As a sunny Memorial Day weekend approaches, many, including me, wonder what a pandemic summer looks like.
I can squash the longing to go to concerts and festivals. But what about a socially distanced, mask-wearing picnic with a neighbor? Or a stroll on the beach with a friend?
The official answer is still no.
“At this time, mixing of households is not permitted, so most socializing should still only occur virtually,” said Neetu Balrum, a spokesperson for the Alameda County Public Health Department.
Contra Costa County Health Officer Dr. Chris Farnitano, agreed.
"Gatherings outside of your household are a big risk for the spread of this virus," he said "We still don't know yet when we will be able to encourage people to get together with people outside of their households."
Public health officials in San Francisco, Solano and San Mateo counties provided a similar response.
Stir Crazy, and Lonely

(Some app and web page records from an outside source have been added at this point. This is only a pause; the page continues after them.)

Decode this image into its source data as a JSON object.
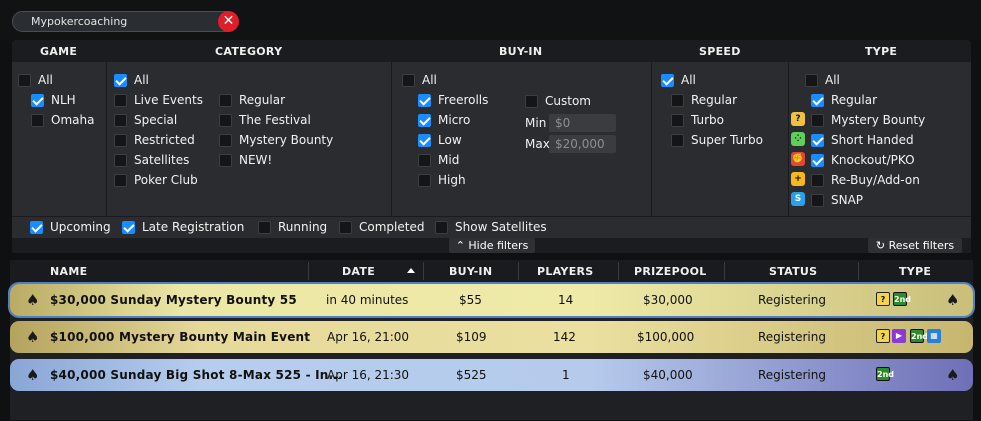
{
  "search": {
    "value": "Mypokercoaching"
  },
  "filters": {
    "headers": {
      "game": "GAME",
      "category": "CATEGORY",
      "buyin": "BUY-IN",
      "speed": "SPEED",
      "type": "TYPE"
    },
    "game": [
      {
        "label": "All",
        "checked": false
      },
      {
        "label": "NLH",
        "checked": true
      },
      {
        "label": "Omaha",
        "checked": false
      }
    ],
    "category_left": [
      {
        "label": "All",
        "checked": true
      },
      {
        "label": "Live Events",
        "checked": false
      },
      {
        "label": "Special",
        "checked": false
      },
      {
        "label": "Restricted",
        "checked": false
      },
      {
        "label": "Satellites",
        "checked": false
      },
      {
        "label": "Poker Club",
        "checked": false
      }
    ],
    "category_right": [
      {
        "label": "Regular",
        "checked": false
      },
      {
        "label": "The Festival",
        "checked": false
      },
      {
        "label": "Mystery Bounty",
        "checked": false
      },
      {
        "label": "NEW!",
        "checked": false
      }
    ],
    "buyin": [
      {
        "label": "All",
        "checked": false
      },
      {
        "label": "Freerolls",
        "checked": true
      },
      {
        "label": "Micro",
        "checked": true
      },
      {
        "label": "Low",
        "checked": true
      },
      {
        "label": "Mid",
        "checked": false
      },
      {
        "label": "High",
        "checked": false
      }
    ],
    "custom": {
      "label": "Custom",
      "checked": false,
      "min_label": "Min",
      "min_value": "$0",
      "max_label": "Max",
      "max_value": "$20,000"
    },
    "speed": [
      {
        "label": "All",
        "checked": true
      },
      {
        "label": "Regular",
        "checked": false
      },
      {
        "label": "Turbo",
        "checked": false
      },
      {
        "label": "Super Turbo",
        "checked": false
      }
    ],
    "type": [
      {
        "label": "All",
        "checked": false,
        "icon": ""
      },
      {
        "label": "Regular",
        "checked": true,
        "icon": ""
      },
      {
        "label": "Mystery Bounty",
        "checked": false,
        "icon": "mystery-bounty-icon"
      },
      {
        "label": "Short Handed",
        "checked": true,
        "icon": "short-handed-icon"
      },
      {
        "label": "Knockout/PKO",
        "checked": true,
        "icon": "knockout-icon"
      },
      {
        "label": "Re-Buy/Add-on",
        "checked": false,
        "icon": "rebuy-icon"
      },
      {
        "label": "SNAP",
        "checked": false,
        "icon": "snap-icon"
      }
    ],
    "status_row": [
      {
        "label": "Upcoming",
        "checked": true
      },
      {
        "label": "Late Registration",
        "checked": true
      },
      {
        "label": "Running",
        "checked": false
      },
      {
        "label": "Completed",
        "checked": false
      },
      {
        "label": "Show Satellites",
        "checked": false
      }
    ],
    "hide_label": "Hide filters",
    "reset_label": "Reset filters"
  },
  "table": {
    "columns": {
      "name": "NAME",
      "date": "DATE",
      "buyin": "BUY-IN",
      "players": "PLAYERS",
      "prizepool": "PRIZEPOOL",
      "status": "STATUS",
      "type": "TYPE"
    },
    "rows": [
      {
        "name": "$30,000 Sunday Mystery Bounty 55",
        "date": "in 40 minutes",
        "buyin": "$55",
        "players": "14",
        "prizepool": "$30,000",
        "status": "Registering"
      },
      {
        "name": "$100,000 Mystery Bounty Main Event",
        "date": "Apr 16, 21:00",
        "buyin": "$109",
        "players": "142",
        "prizepool": "$100,000",
        "status": "Registering"
      },
      {
        "name": "$40,000 Sunday Big Shot 8-Max 525 - In...",
        "date": "Apr 16, 21:30",
        "buyin": "$525",
        "players": "1",
        "prizepool": "$40,000",
        "status": "Registering"
      }
    ],
    "badge_2nd": "2nd"
  },
  "colors": {
    "accent": "#1a8cff",
    "clear": "#e01e2a"
  }
}
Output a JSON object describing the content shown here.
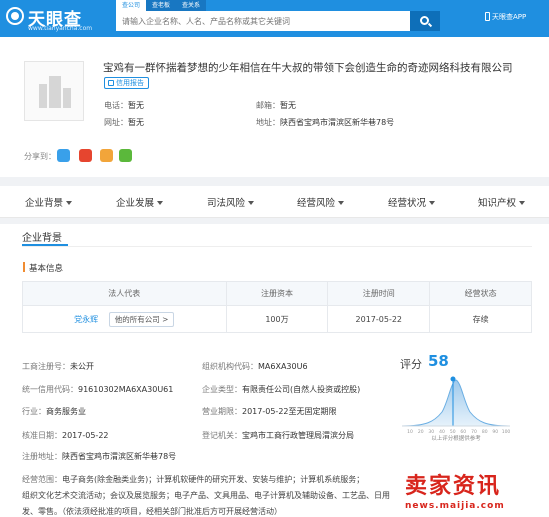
{
  "header": {
    "logo_text": "天眼查",
    "logo_sub": "www.tianyancha.com",
    "search_tabs": [
      "查公司",
      "查老板",
      "查关系"
    ],
    "search_placeholder": "请输入企业名称、人名、产品名称或其它关键词",
    "app_label": "天眼查APP"
  },
  "company": {
    "name": "宝鸡有一群怀揣着梦想的少年相信在牛大叔的带领下会创造生命的奇迹网络科技有限公司",
    "badge": "信用报告",
    "phone_label": "电话：",
    "phone": "暂无",
    "email_label": "邮箱：",
    "email": "暂无",
    "website_label": "网址：",
    "website": "暂无",
    "address_label": "地址：",
    "address": "陕西省宝鸡市渭滨区新华巷78号",
    "share_label": "分享到："
  },
  "nav": {
    "items": [
      "企业背景",
      "企业发展",
      "司法风险",
      "经营风险",
      "经营状况",
      "知识产权"
    ]
  },
  "section": {
    "title": "企业背景",
    "subtitle": "基本信息"
  },
  "registration": {
    "headers": [
      "法人代表",
      "注册资本",
      "注册时间",
      "经营状态"
    ],
    "legal_rep": "党永辉",
    "all_companies": "他的所有公司 >",
    "capital": "100万",
    "reg_date": "2017-05-22",
    "status": "存续"
  },
  "details": {
    "reg_no_label": "工商注册号：",
    "reg_no": "未公开",
    "org_code_label": "组织机构代码：",
    "org_code": "MA6XA30U6",
    "credit_code_label": "统一信用代码：",
    "credit_code": "91610302MA6XA30U61",
    "type_label": "企业类型：",
    "type": "有限责任公司(自然人投资或控股)",
    "industry_label": "行业：",
    "industry": "商务服务业",
    "term_label": "营业期限：",
    "term": "2017-05-22至无固定期限",
    "approve_label": "核准日期：",
    "approve": "2017-05-22",
    "authority_label": "登记机关：",
    "authority": "宝鸡市工商行政管理局渭滨分局",
    "reg_addr_label": "注册地址：",
    "reg_addr": "陕西省宝鸡市渭滨区新华巷78号"
  },
  "score": {
    "label": "评分",
    "value": "58",
    "axis_labels": [
      "10",
      "20",
      "30",
      "40",
      "50",
      "60",
      "70",
      "80",
      "90",
      "100"
    ],
    "caption": "以上评分根据供参考"
  },
  "scope": {
    "label": "经营范围：",
    "line1": "电子商务(除金融类业务)；计算机软硬件的研究开发、安装与维护；计算机系统服务；",
    "line2": "组织文化艺术交流活动；会议及展览服务；电子产品、文具用品、电子计算机及辅助设备、工艺品、日用",
    "line3": "发、零售。（依法须经批准的项目，经相关部门批准后方可开展经营活动）"
  },
  "watermark": {
    "main": "卖家资讯",
    "sub": "news.maijia.com"
  },
  "colors": {
    "brand_blue": "#1f8fe0",
    "accent_orange": "#f08c32",
    "watermark_red": "#d8251c"
  }
}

Even though officials aren’t budging, increased movement on the streets reflects changing sentiment among residents. My Oakland neighborhood, for instance, is starting to hum with the return of vehicles, and a KQED analysis of traffic over the last five weeks found a big increase in miles traveled since April. Meanwhile, neighborhood parks are filled with clusters of people sprawling on picnic blankets.
"Quarantine Fatigue is Real" — that's the name of an Atlantic article byJulia Marcus, professor of population medicine at Harvard Medical School. She argues that refraining from social contact is unsustainable and could lead to negative consequences.
"I’m talking about those who are experiencing the profound burden of extreme physical and social distancing," she wrote. "In addition to the economic hardship it causes, isolation can severely damage psychological well-being, especially for people who were already depressed or anxious before the crisis started."
Asking Americans to abstain from nearly all in-person social contact will not work any better than abstinence-only messaging does for the discouragement of sex, Marcus says. She suggests that officials offer nuanced directives to reduce risk rather than try to eliminate it.
"What Americans need now is a manual on how to have a life in a pandemic," wrote Marcus. If they don't, she says, we will need to figure it out on our own.
California state Sen. Scott Weiner agrees with this approach.
"People are going to start seeing their friends," Wiener said. "And we have to acknowledge that that is the reality of human existence, and we can't pretend otherwise. I think it is important in the near future for the state and for Bay Area officials to start giving more precise guidance about how you reduce risk."